[Input Boundary: Start]
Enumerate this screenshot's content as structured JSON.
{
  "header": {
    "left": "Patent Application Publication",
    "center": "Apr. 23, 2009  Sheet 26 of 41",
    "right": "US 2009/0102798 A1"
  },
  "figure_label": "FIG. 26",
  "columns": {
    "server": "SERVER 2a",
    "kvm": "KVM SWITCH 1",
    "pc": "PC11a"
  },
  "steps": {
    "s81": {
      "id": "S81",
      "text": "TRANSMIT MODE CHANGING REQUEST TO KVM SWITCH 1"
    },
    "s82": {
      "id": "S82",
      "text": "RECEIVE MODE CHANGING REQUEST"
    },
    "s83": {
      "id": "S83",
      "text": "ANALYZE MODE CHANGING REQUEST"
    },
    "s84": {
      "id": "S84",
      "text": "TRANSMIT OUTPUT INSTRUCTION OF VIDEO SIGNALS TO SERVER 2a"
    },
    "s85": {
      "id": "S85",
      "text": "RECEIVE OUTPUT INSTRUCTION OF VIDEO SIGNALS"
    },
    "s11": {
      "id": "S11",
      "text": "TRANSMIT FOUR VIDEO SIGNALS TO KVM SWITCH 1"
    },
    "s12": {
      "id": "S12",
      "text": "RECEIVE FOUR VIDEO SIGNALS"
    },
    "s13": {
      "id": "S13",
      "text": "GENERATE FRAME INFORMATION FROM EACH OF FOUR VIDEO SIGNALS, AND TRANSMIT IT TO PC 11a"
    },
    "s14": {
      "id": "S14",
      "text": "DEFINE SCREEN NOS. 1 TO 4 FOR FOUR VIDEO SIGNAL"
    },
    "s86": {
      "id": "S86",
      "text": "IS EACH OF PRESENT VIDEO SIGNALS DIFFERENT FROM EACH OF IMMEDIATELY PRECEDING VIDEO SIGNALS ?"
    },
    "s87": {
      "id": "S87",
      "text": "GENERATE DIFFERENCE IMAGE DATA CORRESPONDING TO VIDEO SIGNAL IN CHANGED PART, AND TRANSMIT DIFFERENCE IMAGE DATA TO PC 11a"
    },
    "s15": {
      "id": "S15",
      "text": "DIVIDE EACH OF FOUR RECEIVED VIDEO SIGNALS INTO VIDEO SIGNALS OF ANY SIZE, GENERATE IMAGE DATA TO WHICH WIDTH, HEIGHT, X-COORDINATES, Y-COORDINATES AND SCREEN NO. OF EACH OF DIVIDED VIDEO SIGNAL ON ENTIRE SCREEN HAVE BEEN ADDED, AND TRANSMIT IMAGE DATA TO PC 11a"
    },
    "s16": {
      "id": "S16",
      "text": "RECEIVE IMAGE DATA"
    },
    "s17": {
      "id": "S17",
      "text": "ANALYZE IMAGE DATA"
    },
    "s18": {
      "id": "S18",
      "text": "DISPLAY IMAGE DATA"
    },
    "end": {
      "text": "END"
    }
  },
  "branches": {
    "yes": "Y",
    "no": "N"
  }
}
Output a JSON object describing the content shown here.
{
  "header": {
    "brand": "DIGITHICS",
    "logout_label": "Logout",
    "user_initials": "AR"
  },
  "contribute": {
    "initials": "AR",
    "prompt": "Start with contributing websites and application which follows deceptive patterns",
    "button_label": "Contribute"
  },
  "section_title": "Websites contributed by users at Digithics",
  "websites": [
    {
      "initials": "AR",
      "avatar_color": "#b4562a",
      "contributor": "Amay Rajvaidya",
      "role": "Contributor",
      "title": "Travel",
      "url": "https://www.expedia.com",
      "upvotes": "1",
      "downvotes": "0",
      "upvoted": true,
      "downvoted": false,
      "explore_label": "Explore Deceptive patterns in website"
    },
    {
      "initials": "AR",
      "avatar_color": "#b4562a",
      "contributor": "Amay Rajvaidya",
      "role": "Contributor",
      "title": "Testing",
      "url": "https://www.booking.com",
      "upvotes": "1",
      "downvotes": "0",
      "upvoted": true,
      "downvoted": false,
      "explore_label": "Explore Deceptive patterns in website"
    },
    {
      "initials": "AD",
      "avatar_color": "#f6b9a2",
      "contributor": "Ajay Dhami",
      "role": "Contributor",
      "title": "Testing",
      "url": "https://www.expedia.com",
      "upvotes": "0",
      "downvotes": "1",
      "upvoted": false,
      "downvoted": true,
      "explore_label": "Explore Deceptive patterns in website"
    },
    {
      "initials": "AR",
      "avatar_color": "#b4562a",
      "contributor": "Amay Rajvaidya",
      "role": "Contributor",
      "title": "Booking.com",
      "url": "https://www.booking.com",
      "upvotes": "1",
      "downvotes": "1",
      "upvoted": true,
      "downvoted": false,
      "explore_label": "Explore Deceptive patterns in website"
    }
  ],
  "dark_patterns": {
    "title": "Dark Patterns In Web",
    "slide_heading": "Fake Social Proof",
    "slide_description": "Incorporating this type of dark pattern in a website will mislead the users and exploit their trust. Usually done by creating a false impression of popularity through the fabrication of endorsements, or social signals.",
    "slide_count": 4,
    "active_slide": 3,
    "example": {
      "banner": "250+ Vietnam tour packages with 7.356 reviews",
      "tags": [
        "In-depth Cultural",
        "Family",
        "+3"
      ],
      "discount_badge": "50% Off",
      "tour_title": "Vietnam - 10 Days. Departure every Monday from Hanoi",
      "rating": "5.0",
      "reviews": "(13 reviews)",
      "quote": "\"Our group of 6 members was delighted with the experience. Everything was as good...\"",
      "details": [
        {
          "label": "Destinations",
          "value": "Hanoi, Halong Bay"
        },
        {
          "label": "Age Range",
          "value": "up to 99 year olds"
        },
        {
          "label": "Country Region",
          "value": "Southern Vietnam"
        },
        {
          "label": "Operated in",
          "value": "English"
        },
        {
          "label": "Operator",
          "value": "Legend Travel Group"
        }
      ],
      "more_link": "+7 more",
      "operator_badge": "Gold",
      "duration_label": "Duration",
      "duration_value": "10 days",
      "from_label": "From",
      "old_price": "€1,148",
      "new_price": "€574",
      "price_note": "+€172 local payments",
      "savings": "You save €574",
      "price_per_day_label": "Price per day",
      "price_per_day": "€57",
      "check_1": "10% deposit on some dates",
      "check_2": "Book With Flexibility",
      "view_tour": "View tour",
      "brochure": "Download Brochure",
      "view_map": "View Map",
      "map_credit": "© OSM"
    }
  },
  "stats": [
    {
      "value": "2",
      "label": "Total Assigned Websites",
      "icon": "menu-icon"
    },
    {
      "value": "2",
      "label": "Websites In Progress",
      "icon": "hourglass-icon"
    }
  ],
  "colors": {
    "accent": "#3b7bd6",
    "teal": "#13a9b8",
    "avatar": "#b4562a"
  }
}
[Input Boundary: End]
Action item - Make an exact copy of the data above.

Reply -
Enumerate this screenshot's content as structured JSON.
{
  "header": {
    "left": "Patent Application Publication",
    "center": "Apr. 23, 2009  Sheet 26 of 41",
    "right": "US 2009/0102798 A1"
  },
  "figure_label": "FIG. 26",
  "columns": {
    "server": "SERVER 2a",
    "kvm": "KVM SWITCH 1",
    "pc": "PC11a"
  },
  "steps": {
    "s81": {
      "id": "S81",
      "text": "TRANSMIT MODE CHANGING REQUEST TO KVM SWITCH 1"
    },
    "s82": {
      "id": "S82",
      "text": "RECEIVE MODE CHANGING REQUEST"
    },
    "s83": {
      "id": "S83",
      "text": "ANALYZE MODE CHANGING REQUEST"
    },
    "s84": {
      "id": "S84",
      "text": "TRANSMIT OUTPUT INSTRUCTION OF VIDEO SIGNALS TO SERVER 2a"
    },
    "s85": {
      "id": "S85",
      "text": "RECEIVE OUTPUT INSTRUCTION OF VIDEO SIGNALS"
    },
    "s11": {
      "id": "S11",
      "text": "TRANSMIT FOUR VIDEO SIGNALS TO KVM SWITCH 1"
    },
    "s12": {
      "id": "S12",
      "text": "RECEIVE FOUR VIDEO SIGNALS"
    },
    "s13": {
      "id": "S13",
      "text": "GENERATE FRAME INFORMATION FROM EACH OF FOUR VIDEO SIGNALS, AND TRANSMIT IT TO PC 11a"
    },
    "s14": {
      "id": "S14",
      "text": "DEFINE SCREEN NOS. 1 TO 4 FOR FOUR VIDEO SIGNAL"
    },
    "s86": {
      "id": "S86",
      "text": "IS EACH OF PRESENT VIDEO SIGNALS DIFFERENT FROM EACH OF IMMEDIATELY PRECEDING VIDEO SIGNALS ?"
    },
    "s87": {
      "id": "S87",
      "text": "GENERATE DIFFERENCE IMAGE DATA CORRESPONDING TO VIDEO SIGNAL IN CHANGED PART, AND TRANSMIT DIFFERENCE IMAGE DATA TO PC 11a"
    },
    "s15": {
      "id": "S15",
      "text": "DIVIDE EACH OF FOUR RECEIVED VIDEO SIGNALS INTO VIDEO SIGNALS OF ANY SIZE, GENERATE IMAGE DATA TO WHICH WIDTH, HEIGHT, X-COORDINATES, Y-COORDINATES AND SCREEN NO. OF EACH OF DIVIDED VIDEO SIGNAL ON ENTIRE SCREEN HAVE BEEN ADDED, AND TRANSMIT IMAGE DATA TO PC 11a"
    },
    "s16": {
      "id": "S16",
      "text": "RECEIVE IMAGE DATA"
    },
    "s17": {
      "id": "S17",
      "text": "ANALYZE IMAGE DATA"
    },
    "s18": {
      "id": "S18",
      "text": "DISPLAY IMAGE DATA"
    },
    "end": {
      "text": "END"
    }
  },
  "branches": {
    "yes": "Y",
    "no": "N"
  }
}
Output a JSON object describing the content shown here.
{
  "header": {
    "brand": "DIGITHICS",
    "logout_label": "Logout",
    "user_initials": "AR"
  },
  "contribute": {
    "initials": "AR",
    "prompt": "Start with contributing websites and application which follows deceptive patterns",
    "button_label": "Contribute"
  },
  "section_title": "Websites contributed by users at Digithics",
  "websites": [
    {
      "initials": "AR",
      "avatar_color": "#b4562a",
      "contributor": "Amay Rajvaidya",
      "role": "Contributor",
      "title": "Travel",
      "url": "https://www.expedia.com",
      "upvotes": "1",
      "downvotes": "0",
      "upvoted": true,
      "downvoted": false,
      "explore_label": "Explore Deceptive patterns in website"
    },
    {
      "initials": "AR",
      "avatar_color": "#b4562a",
      "contributor": "Amay Rajvaidya",
      "role": "Contributor",
      "title": "Testing",
      "url": "https://www.booking.com",
      "upvotes": "1",
      "downvotes": "0",
      "upvoted": true,
      "downvoted": false,
      "explore_label": "Explore Deceptive patterns in website"
    },
    {
      "initials": "AD",
      "avatar_color": "#f6b9a2",
      "contributor": "Ajay Dhami",
      "role": "Contributor",
      "title": "Testing",
      "url": "https://www.expedia.com",
      "upvotes": "0",
      "downvotes": "1",
      "upvoted": false,
      "downvoted": true,
      "explore_label": "Explore Deceptive patterns in website"
    },
    {
      "initials": "AR",
      "avatar_color": "#b4562a",
      "contributor": "Amay Rajvaidya",
      "role": "Contributor",
      "title": "Booking.com",
      "url": "https://www.booking.com",
      "upvotes": "1",
      "downvotes": "1",
      "upvoted": true,
      "downvoted": false,
      "explore_label": "Explore Deceptive patterns in website"
    }
  ],
  "dark_patterns": {
    "title": "Dark Patterns In Web",
    "slide_heading": "Fake Social Proof",
    "slide_description": "Incorporating this type of dark pattern in a website will mislead the users and exploit their trust. Usually done by creating a false impression of popularity through the fabrication of endorsements, or social signals.",
    "slide_count": 4,
    "active_slide": 3,
    "example": {
      "banner": "250+ Vietnam tour packages with 7.356 reviews",
      "tags": [
        "In-depth Cultural",
        "Family",
        "+3"
      ],
      "discount_badge": "50% Off",
      "tour_title": "Vietnam - 10 Days. Departure every Monday from Hanoi",
      "rating": "5.0",
      "reviews": "(13 reviews)",
      "quote": "\"Our group of 6 members was delighted with the experience. Everything was as good...\"",
      "details": [
        {
          "label": "Destinations",
          "value": "Hanoi, Halong Bay"
        },
        {
          "label": "Age Range",
          "value": "up to 99 year olds"
        },
        {
          "label": "Country Region",
          "value": "Southern Vietnam"
        },
        {
          "label": "Operated in",
          "value": "English"
        },
        {
          "label": "Operator",
          "value": "Legend Travel Group"
        }
      ],
      "more_link": "+7 more",
      "operator_badge": "Gold",
      "duration_label": "Duration",
      "duration_value": "10 days",
      "from_label": "From",
      "old_price": "€1,148",
      "new_price": "€574",
      "price_note": "+€172 local payments",
      "savings": "You save €574",
      "price_per_day_label": "Price per day",
      "price_per_day": "€57",
      "check_1": "10% deposit on some dates",
      "check_2": "Book With Flexibility",
      "view_tour": "View tour",
      "brochure": "Download Brochure",
      "view_map": "View Map",
      "map_credit": "© OSM"
    }
  },
  "stats": [
    {
      "value": "2",
      "label": "Total Assigned Websites",
      "icon": "menu-icon"
    },
    {
      "value": "2",
      "label": "Websites In Progress",
      "icon": "hourglass-icon"
    }
  ],
  "colors": {
    "accent": "#3b7bd6",
    "teal": "#13a9b8",
    "avatar": "#b4562a"
  }
}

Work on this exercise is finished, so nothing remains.